How good is fried rice!? It’s a superbly family-friendly dish, that can be whipped up pretty speedy come the end of the day. It is also pretty forgiving and infinitely variable - use whatever rice is on hand, whatever protein-rich food you’d like (e.g. prawns, tofu, chicken, egg…) and whatever veggies your fridge and freezer is housing.
The all important ingredient to make an epic fried rice
The first ever dish I attempted to cook for my family was fried rice, and it was a spectacular inedible fail *bless*. I meticulously followed the recipe, adding the required ‘cooked rice, 2 cups’ to the wok. I began mixing in my assumed just freshly cooked white rice, noticing that something odd was happening in the wok - it was turning into a gelatinous, gluey, mushy mess! Gah!
Lesson one in fried-rice making: a great fried rice starts with leftover/day-old rice, and this is all to do with texture. While some may try it with freshly cooked rice and have a perfectly good experience, leftover rice, ideally from the night before, will give you the perfect texture for fried rice - a separated grain with a bit of a bite to its exterior.
If you don ‘t have leftover rice, then allowing freshly cooked rice to cool can help (once cooked, spread out on a sheet pan and then chill in the refrigerator for as long as you can - an hour or so). I’ve also noticed pre-cooked microwavable rice provide the perfect texture too - not the most budget-friendly option per serve, but a great time saver to fall back on!
I have made a few tweaks to make the classic a smidge more of a balanced meal to enjoy alone.
Classic fried rice is often a little rice heavy, so here I’ve bumped up the veggie-to-rice ratio. Veggies provide a plethora of vitamins, minerals and dietary fibre - the more in our diets, the merrier! Use whatever’s in the fridge or freezer. If using frozen veggies, thaw first before adding to the pan - simply add to a bowl of warm water and leave for a few minutes then drain.
Each serving provides a good source of protein. Protein-rich foods help to leave us feeling full for longer and aid satiation. If you’re vegan sub out the shrimp and egg and add cubed tofu or tempeh for your protein hit.
As this dish contains both non-starchy carbs (e.g. veg like broccoli and carrot) and starchy carbs (e.g. rice) you’ll get in a source of dietary fibre! Fibre has vital roles in gut health, from helping to form and bulk stools to feeding our gut bugs to acting like an internal broomstick sweeping out toxins and waste. The veggies and rice you use will alter the quantity of fibre - basmati rice (used here, along with this specific medley of veggies) will provide about 6.2g/serve (if making this for two people), while brown rice will give you 7g, and jasmine rice 5.7g.

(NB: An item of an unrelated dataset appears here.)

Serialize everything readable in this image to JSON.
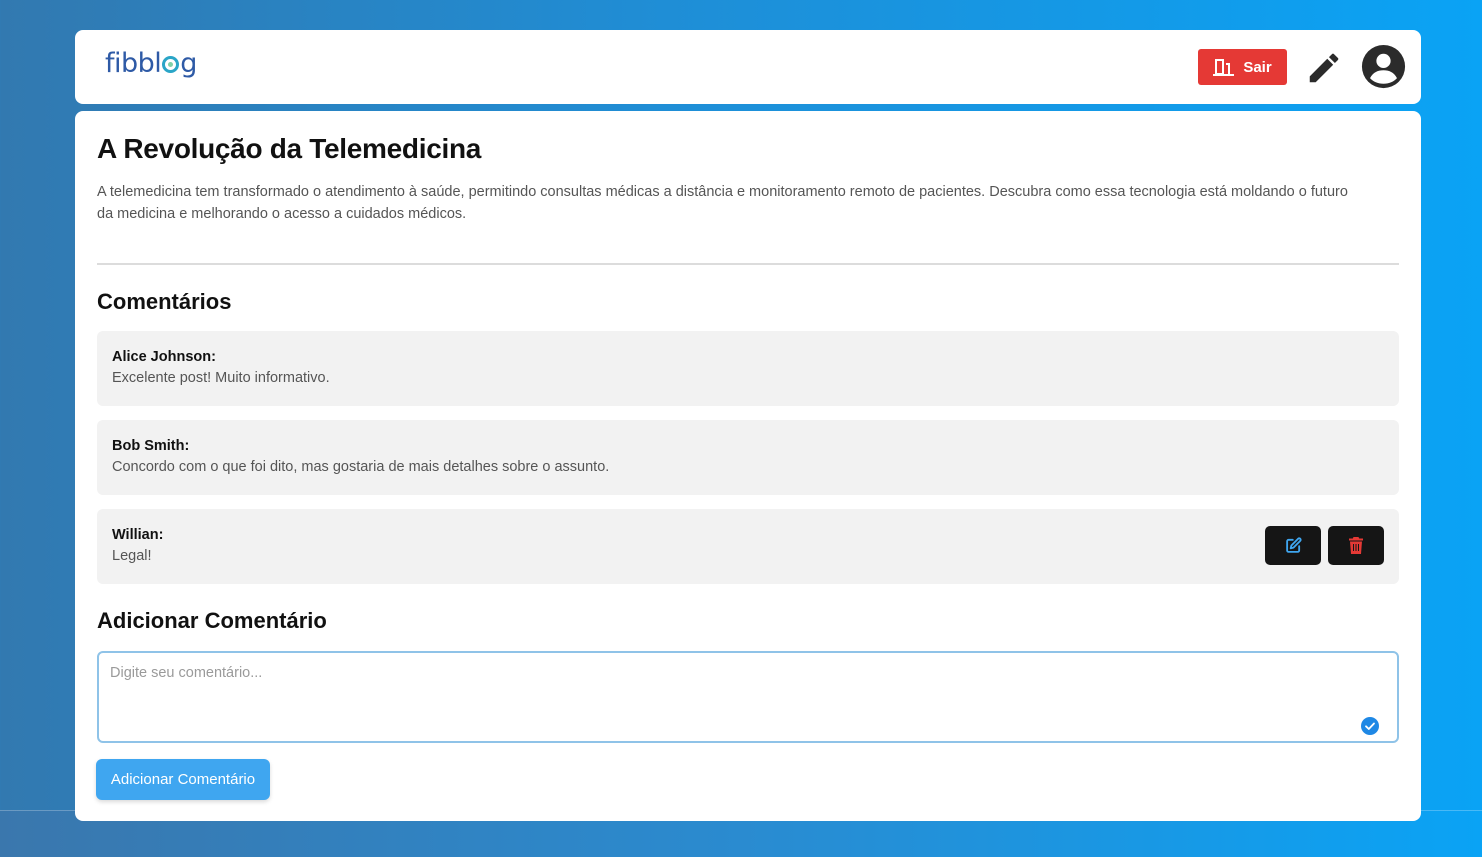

Shrimp, Egg and Veg Fried Rice
Serves 2-3 (2x large portions, or 3 smaller portions)
1/2 cup frozen cooked and peeled shrimp
2 garlic cloves, minced
2 tsp freshly grated ginger
1 1/2 cup of day-old or leftover rice
2 cups mixed finely chopped veggies (e.g. carrot, peas, broccoli…)
1 spring onion, white and green parts finely sliced and separated*
2-3 tbsp soy sauce, to taste**
1/4 tsp salt
2 tsp sesame oil
Optional: chili flakes, sesame seeds
Fried rice comes together quickly - so aim to prepare all your ingredients first, as above, so you’re good to go!
Add a light drizzle of oil to a wok or large fry-pan and heat to a medium-low. Add a drizzle of oil and over a medium heat and then cook shrimp. Avoid overcooking - aim for them to be pink, but still a little translucent. Remove from pan and keep to the side.
Wipe down/clean wok if needed. Add a light drizzle of oil to wok. Add ginger and and garlic, and sauté over low heat for a few minutes.
Turn up the heat to high. Add leftover rice, the vegetables and the white part of the spring onion. Stir-fry for five minutes or until the veggies are just cooked (and still have a slight bite) - make sure to continuously move the mix around the pan as you go!
Push rice to the side and add the whisked eggs into the pan and scramble, breaking up as you go into bite-size pieces.
Add the green part of the spring onion, soy sauce, salt, shrimp, egg and chilli flakes if using, to the pan and stir-fry for a few minutes.
Turn off heat. Add the sesame oil and mix well. Serve immediately. Garnish with sesame seeds if desired.
* I find using kitchen scissors easy-peasy to cut through the green of the spring onion.
**If you’re gluten-free use a gluten-free soy sauce or Tamari. Traditional soy sauce is made from four main ingredients: soybeans, wheat, salt and water. Tamari is made with soybeans, but little to no wheat, depending on the brand (make sure to carefully check label!).